The data -
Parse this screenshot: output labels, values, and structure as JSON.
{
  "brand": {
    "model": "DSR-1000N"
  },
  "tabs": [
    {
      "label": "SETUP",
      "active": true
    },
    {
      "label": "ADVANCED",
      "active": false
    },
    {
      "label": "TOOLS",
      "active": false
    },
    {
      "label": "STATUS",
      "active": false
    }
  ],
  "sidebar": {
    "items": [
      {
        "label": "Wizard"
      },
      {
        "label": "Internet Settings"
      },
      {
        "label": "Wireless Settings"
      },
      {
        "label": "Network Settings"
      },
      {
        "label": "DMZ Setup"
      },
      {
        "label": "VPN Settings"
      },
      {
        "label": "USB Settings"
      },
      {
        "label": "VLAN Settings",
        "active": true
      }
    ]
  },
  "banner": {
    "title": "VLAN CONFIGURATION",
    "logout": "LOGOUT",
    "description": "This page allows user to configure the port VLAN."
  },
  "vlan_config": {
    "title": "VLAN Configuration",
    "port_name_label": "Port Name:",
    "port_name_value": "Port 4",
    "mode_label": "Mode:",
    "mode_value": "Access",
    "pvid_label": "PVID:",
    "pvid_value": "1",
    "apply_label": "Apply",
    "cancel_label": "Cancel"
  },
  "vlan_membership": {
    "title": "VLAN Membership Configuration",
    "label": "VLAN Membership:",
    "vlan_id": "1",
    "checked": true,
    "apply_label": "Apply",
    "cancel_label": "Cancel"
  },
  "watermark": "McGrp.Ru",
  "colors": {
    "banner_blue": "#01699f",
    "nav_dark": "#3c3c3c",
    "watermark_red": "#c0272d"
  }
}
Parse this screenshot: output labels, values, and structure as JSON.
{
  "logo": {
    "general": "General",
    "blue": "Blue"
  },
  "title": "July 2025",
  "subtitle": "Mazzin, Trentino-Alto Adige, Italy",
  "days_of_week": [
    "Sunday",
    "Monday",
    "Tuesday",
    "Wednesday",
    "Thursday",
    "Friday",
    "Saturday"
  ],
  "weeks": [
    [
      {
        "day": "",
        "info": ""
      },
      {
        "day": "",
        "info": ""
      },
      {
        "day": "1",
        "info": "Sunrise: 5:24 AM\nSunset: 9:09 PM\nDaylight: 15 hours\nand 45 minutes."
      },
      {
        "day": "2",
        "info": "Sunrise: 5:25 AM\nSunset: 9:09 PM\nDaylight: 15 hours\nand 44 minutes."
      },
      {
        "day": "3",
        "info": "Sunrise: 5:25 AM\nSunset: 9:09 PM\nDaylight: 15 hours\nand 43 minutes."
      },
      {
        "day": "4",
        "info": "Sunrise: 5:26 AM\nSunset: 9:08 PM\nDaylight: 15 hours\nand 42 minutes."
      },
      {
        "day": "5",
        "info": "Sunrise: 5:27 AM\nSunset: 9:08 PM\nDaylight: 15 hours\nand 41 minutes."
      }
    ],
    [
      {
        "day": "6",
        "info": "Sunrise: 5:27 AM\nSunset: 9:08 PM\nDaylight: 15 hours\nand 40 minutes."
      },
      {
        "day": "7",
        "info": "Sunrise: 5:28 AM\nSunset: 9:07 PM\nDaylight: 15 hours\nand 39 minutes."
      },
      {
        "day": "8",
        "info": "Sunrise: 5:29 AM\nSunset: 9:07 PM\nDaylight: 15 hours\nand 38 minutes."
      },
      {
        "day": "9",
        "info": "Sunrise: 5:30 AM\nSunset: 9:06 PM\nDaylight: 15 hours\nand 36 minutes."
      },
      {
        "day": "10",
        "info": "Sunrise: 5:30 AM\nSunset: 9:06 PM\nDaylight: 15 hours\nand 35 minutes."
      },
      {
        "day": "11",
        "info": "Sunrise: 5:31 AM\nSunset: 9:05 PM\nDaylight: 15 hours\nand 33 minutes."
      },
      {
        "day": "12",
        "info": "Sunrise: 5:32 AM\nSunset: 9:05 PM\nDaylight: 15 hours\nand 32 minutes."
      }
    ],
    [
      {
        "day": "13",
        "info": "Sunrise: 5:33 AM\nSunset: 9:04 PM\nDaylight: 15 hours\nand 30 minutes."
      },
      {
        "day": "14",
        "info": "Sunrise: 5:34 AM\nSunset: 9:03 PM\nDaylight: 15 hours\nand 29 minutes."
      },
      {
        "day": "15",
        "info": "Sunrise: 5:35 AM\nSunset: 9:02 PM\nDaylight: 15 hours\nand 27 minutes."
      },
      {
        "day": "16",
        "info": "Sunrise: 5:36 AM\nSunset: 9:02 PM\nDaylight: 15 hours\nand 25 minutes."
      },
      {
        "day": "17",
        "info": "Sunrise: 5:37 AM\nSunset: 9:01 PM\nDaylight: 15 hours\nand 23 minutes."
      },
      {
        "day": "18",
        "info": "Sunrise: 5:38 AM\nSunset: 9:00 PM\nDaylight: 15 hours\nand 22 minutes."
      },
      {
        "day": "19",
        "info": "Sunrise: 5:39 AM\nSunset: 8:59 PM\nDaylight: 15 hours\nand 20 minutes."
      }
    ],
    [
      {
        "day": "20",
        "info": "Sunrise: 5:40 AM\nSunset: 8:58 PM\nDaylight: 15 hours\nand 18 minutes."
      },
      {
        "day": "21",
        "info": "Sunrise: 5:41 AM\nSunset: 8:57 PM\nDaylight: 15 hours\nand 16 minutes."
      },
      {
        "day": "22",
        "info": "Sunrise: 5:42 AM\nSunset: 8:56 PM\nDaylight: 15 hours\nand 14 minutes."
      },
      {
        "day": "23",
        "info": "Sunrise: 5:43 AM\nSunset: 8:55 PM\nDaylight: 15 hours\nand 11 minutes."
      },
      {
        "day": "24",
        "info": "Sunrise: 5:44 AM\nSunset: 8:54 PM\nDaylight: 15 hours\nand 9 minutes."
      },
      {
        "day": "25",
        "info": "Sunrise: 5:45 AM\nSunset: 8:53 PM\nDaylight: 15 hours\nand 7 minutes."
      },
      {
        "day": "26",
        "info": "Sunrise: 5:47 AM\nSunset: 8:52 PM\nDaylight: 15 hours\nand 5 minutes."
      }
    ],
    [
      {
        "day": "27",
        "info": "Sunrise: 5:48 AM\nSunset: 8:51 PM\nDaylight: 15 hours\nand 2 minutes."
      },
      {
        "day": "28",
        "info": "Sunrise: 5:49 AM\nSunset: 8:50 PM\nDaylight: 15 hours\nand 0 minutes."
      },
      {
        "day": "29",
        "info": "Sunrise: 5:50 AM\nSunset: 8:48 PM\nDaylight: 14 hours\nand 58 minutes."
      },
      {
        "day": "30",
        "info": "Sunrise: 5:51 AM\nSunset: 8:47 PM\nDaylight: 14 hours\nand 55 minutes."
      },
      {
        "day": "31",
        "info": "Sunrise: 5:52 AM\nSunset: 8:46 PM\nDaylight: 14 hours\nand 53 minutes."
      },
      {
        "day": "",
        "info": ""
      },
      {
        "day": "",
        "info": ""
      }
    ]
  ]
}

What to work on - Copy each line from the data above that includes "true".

Task result -
      "active": true
        "active": true
    "checked": true,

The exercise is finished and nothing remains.